■ Instructions to follow ■
Among the entries below, find every line that has "JSON" and pull it out.

────────────────

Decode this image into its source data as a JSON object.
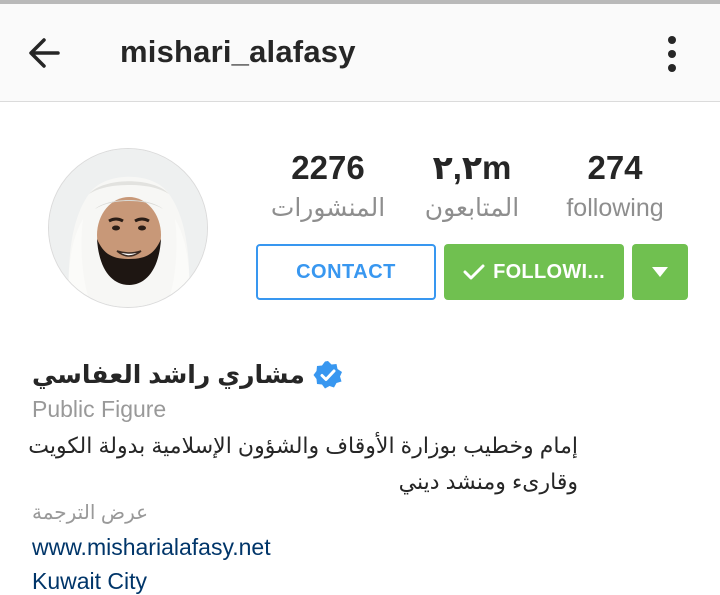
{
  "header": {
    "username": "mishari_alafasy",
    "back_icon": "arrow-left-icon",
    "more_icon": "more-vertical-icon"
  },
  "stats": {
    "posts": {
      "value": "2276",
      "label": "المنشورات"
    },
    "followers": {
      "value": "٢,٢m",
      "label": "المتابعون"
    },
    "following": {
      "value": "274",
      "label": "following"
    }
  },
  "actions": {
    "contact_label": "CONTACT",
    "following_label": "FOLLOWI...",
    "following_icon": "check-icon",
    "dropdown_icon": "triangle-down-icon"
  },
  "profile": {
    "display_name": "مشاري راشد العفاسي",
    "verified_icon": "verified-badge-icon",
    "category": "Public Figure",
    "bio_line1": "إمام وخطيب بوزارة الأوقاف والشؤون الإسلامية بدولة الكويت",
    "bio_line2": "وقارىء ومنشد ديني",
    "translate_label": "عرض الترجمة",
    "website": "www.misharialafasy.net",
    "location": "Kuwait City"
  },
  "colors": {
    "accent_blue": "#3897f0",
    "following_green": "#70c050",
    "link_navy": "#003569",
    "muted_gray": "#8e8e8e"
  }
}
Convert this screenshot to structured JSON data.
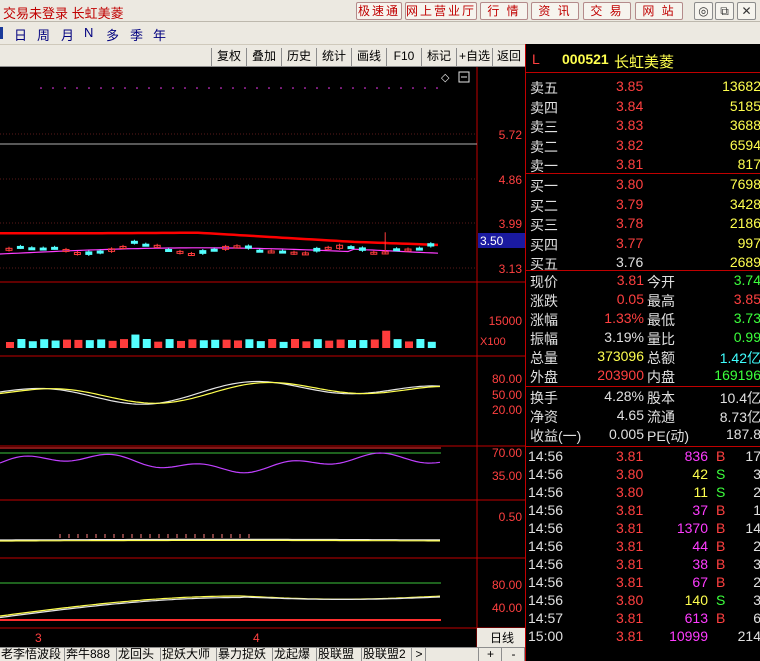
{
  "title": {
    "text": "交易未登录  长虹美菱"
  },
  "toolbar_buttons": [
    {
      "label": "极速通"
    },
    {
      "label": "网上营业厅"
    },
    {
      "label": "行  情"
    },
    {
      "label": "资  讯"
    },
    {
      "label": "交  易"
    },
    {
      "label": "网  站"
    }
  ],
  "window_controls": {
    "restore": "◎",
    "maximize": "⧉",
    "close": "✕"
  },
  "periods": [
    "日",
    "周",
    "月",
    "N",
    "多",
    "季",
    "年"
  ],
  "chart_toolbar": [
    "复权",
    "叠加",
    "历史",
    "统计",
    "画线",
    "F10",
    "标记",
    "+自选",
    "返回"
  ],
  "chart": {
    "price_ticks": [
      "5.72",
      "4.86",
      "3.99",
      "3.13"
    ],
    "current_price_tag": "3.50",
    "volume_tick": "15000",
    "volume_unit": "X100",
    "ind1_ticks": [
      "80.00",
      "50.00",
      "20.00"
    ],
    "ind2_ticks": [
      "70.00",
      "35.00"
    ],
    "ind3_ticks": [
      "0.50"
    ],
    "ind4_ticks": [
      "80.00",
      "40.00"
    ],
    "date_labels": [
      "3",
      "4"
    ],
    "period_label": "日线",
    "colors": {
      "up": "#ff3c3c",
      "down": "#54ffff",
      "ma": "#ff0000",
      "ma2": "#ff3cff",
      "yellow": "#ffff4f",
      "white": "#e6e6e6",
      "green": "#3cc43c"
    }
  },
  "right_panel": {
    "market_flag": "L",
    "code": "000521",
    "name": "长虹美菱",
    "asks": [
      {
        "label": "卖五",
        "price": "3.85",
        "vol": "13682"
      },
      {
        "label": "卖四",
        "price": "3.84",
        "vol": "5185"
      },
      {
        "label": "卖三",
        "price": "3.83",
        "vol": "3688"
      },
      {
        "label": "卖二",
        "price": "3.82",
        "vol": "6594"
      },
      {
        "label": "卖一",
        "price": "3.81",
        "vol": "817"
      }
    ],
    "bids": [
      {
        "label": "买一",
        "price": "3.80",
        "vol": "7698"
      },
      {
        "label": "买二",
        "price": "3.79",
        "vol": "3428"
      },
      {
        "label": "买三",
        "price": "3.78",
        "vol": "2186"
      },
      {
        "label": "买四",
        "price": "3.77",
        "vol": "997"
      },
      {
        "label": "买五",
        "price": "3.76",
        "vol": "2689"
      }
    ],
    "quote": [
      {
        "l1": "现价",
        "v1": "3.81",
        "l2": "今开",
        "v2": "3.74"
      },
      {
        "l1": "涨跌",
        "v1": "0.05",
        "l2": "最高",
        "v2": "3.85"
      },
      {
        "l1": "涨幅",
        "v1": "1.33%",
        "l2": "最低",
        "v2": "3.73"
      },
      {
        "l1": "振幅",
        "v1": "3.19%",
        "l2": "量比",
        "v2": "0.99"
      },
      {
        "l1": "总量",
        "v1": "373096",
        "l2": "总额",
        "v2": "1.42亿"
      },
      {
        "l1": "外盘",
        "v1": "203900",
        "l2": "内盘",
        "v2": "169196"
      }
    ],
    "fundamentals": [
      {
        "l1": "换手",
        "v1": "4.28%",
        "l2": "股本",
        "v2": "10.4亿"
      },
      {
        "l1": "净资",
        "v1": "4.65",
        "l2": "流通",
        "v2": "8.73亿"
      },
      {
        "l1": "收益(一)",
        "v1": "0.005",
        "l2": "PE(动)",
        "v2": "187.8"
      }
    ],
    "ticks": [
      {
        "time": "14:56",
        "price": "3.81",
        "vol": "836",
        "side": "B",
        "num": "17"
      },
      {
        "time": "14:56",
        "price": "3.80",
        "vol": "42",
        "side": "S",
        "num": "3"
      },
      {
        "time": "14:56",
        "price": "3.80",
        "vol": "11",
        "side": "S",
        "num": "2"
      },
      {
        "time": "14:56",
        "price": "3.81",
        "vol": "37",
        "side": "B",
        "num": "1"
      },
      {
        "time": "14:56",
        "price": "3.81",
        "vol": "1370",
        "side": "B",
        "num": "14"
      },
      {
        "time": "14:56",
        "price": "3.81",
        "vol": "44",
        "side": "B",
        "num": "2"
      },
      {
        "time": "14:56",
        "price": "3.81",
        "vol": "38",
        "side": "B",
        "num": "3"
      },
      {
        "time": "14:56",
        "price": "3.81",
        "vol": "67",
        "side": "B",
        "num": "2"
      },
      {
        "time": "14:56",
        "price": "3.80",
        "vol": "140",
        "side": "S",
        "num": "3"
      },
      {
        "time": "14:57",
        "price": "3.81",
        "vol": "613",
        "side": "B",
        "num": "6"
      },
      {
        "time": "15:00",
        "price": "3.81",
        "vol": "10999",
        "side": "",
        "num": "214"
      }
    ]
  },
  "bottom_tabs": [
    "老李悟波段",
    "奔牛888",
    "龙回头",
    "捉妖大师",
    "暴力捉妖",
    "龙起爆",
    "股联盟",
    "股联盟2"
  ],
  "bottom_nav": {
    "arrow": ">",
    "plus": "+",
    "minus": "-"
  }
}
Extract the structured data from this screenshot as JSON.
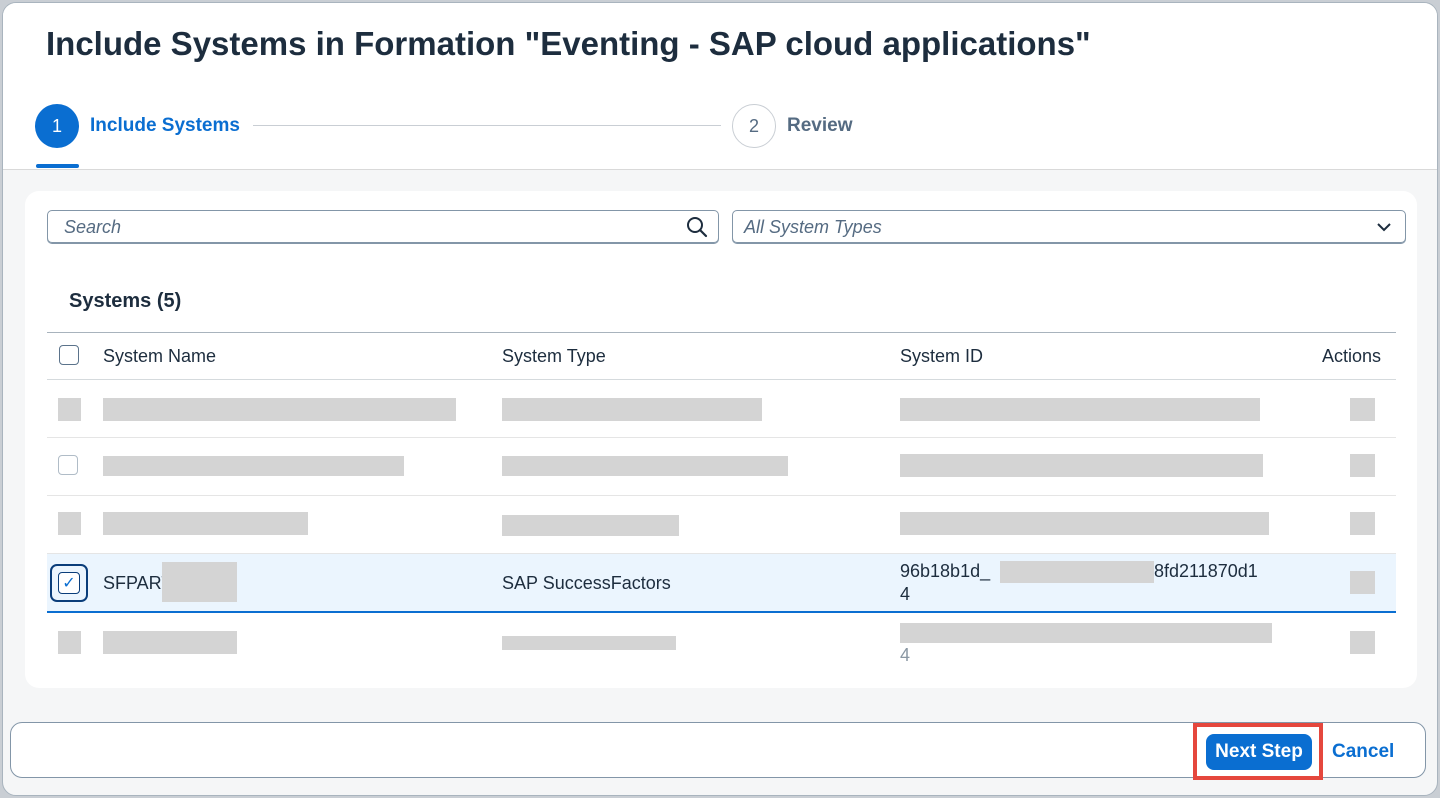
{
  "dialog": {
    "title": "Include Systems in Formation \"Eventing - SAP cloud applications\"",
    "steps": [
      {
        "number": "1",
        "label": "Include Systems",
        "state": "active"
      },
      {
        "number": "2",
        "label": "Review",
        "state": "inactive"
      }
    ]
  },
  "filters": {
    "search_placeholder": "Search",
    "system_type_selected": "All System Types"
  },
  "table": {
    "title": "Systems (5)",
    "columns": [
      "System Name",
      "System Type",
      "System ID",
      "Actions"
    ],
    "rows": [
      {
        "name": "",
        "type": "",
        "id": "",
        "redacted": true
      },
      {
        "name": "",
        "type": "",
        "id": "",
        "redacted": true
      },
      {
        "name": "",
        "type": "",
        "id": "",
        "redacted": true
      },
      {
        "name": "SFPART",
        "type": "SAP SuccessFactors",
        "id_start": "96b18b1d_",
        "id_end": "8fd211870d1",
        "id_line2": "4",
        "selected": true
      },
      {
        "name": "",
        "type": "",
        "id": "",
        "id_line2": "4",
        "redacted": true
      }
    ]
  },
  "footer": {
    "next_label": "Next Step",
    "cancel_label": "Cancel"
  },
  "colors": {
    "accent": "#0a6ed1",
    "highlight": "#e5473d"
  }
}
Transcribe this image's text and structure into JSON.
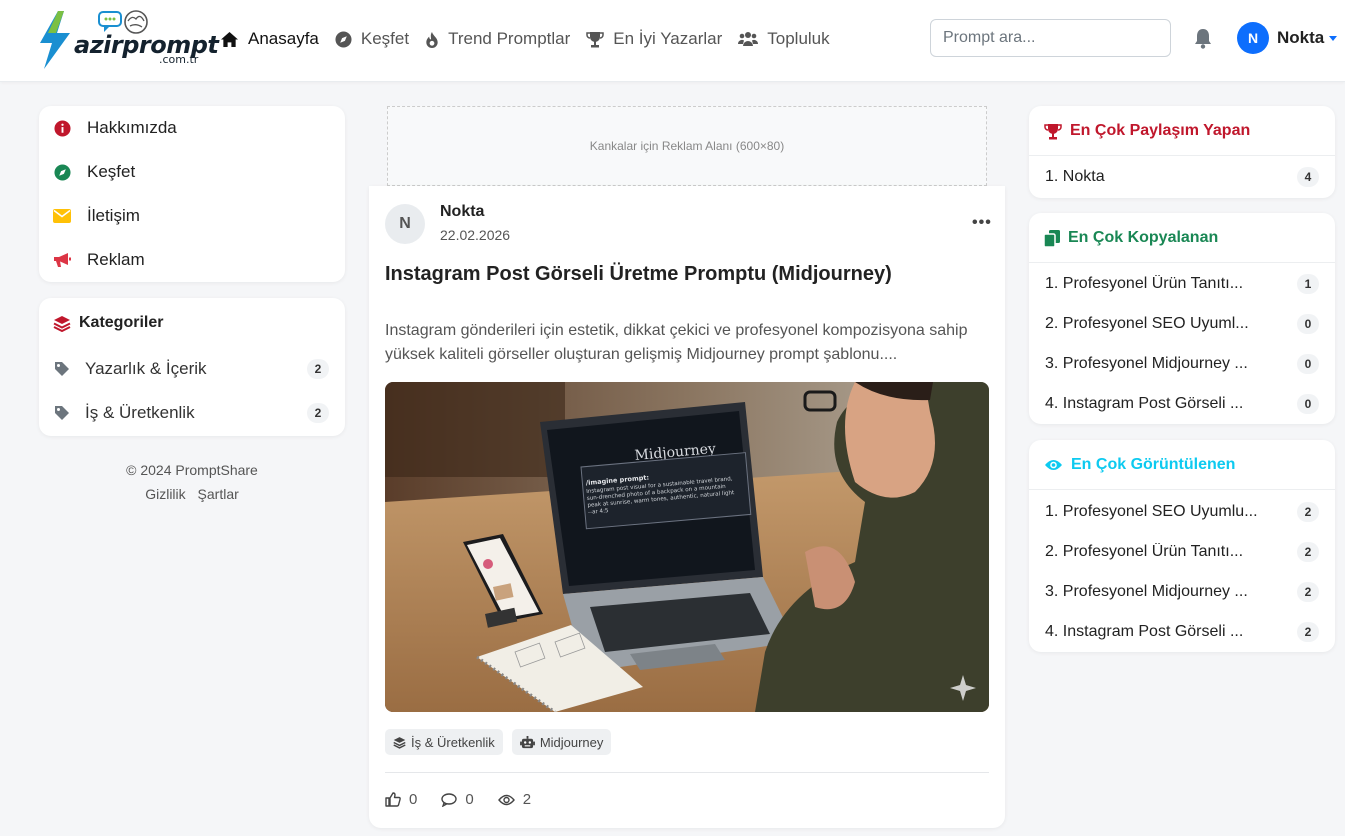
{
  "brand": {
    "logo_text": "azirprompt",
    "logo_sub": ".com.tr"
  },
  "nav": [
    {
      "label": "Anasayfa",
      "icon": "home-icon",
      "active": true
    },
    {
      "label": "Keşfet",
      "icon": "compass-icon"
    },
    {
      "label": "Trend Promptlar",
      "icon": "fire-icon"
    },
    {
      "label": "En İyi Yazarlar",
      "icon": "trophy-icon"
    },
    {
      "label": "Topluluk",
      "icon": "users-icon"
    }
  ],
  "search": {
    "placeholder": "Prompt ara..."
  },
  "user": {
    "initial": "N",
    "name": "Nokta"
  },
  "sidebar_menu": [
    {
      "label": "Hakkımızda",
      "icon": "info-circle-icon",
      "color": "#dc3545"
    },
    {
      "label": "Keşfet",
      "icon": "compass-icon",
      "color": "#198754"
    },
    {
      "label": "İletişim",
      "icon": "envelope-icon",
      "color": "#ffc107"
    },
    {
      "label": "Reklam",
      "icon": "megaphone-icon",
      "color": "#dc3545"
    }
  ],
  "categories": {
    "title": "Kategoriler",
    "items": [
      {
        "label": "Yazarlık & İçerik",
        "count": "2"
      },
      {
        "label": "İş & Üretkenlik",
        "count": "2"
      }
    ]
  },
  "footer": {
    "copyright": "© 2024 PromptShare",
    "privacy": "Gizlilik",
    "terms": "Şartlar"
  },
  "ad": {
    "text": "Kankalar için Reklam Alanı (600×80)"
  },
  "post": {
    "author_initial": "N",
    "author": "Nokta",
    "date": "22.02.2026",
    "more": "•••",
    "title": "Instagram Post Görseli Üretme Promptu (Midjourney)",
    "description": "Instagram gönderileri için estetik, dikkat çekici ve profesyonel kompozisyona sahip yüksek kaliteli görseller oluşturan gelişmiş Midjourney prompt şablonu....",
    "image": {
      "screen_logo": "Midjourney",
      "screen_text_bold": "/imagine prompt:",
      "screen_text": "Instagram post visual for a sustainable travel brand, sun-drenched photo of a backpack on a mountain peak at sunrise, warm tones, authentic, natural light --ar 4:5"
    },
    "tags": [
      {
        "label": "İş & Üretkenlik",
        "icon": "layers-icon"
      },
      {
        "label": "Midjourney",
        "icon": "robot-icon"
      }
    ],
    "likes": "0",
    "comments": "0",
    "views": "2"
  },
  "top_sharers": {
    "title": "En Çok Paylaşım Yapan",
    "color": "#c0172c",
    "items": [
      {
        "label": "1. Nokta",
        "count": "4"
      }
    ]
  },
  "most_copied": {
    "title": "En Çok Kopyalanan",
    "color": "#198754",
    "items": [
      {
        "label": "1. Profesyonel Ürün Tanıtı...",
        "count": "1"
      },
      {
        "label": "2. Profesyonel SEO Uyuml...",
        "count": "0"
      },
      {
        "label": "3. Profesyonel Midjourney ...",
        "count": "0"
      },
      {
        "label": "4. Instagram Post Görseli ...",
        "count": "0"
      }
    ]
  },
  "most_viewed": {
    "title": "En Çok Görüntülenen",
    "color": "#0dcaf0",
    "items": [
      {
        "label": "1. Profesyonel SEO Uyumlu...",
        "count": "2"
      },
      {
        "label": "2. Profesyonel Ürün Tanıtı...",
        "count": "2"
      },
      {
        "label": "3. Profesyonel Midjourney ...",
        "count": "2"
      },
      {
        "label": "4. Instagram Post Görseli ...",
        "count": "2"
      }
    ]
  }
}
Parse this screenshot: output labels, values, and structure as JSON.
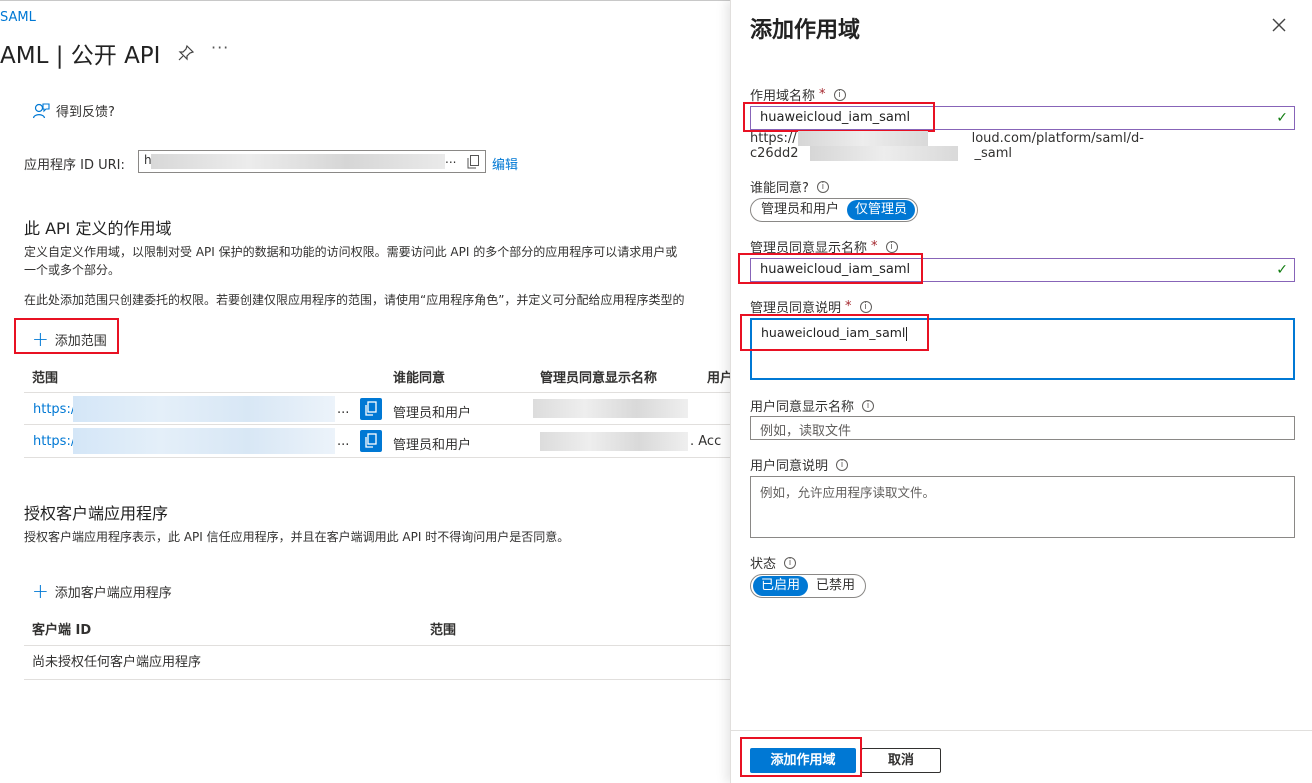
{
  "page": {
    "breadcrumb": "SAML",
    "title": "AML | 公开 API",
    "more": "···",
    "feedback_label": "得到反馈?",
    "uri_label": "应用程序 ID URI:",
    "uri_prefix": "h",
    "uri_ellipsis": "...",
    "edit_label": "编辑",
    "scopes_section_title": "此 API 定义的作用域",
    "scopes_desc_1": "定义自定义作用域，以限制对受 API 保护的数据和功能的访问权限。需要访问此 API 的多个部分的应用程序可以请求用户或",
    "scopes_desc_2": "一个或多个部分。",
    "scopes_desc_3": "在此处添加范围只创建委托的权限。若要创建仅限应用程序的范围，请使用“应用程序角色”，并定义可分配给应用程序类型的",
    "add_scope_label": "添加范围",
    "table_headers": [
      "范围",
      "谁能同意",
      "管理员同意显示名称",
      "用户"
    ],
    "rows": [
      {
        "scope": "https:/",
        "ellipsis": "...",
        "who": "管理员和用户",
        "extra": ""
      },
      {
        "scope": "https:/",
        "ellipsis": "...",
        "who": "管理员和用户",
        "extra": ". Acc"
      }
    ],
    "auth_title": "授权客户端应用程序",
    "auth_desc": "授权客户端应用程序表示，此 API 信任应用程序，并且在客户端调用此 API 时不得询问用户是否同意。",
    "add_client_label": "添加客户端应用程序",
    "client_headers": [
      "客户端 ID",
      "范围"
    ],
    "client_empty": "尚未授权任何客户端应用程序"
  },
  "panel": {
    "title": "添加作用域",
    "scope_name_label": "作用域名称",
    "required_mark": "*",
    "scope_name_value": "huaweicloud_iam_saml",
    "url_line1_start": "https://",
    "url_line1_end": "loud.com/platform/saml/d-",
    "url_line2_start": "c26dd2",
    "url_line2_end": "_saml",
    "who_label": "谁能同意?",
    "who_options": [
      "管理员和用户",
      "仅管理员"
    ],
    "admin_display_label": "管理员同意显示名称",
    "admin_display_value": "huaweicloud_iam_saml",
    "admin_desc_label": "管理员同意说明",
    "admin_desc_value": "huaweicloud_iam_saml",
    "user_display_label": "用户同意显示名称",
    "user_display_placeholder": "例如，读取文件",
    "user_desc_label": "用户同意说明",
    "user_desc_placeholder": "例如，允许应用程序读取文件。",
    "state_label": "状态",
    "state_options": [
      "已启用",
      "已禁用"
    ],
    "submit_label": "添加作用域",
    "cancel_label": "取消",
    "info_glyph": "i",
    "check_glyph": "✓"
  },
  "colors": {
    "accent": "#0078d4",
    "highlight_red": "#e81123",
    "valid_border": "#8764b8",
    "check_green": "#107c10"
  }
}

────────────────

■ Task answer ■
Decode this image into its source data as a JSON object.
Convert this screenshot to structured JSON data.
Extract the structured data from this screenshot as JSON.
Transcribe this image's text and structure into JSON.
Parse this screenshot: output labels, values, and structure as JSON.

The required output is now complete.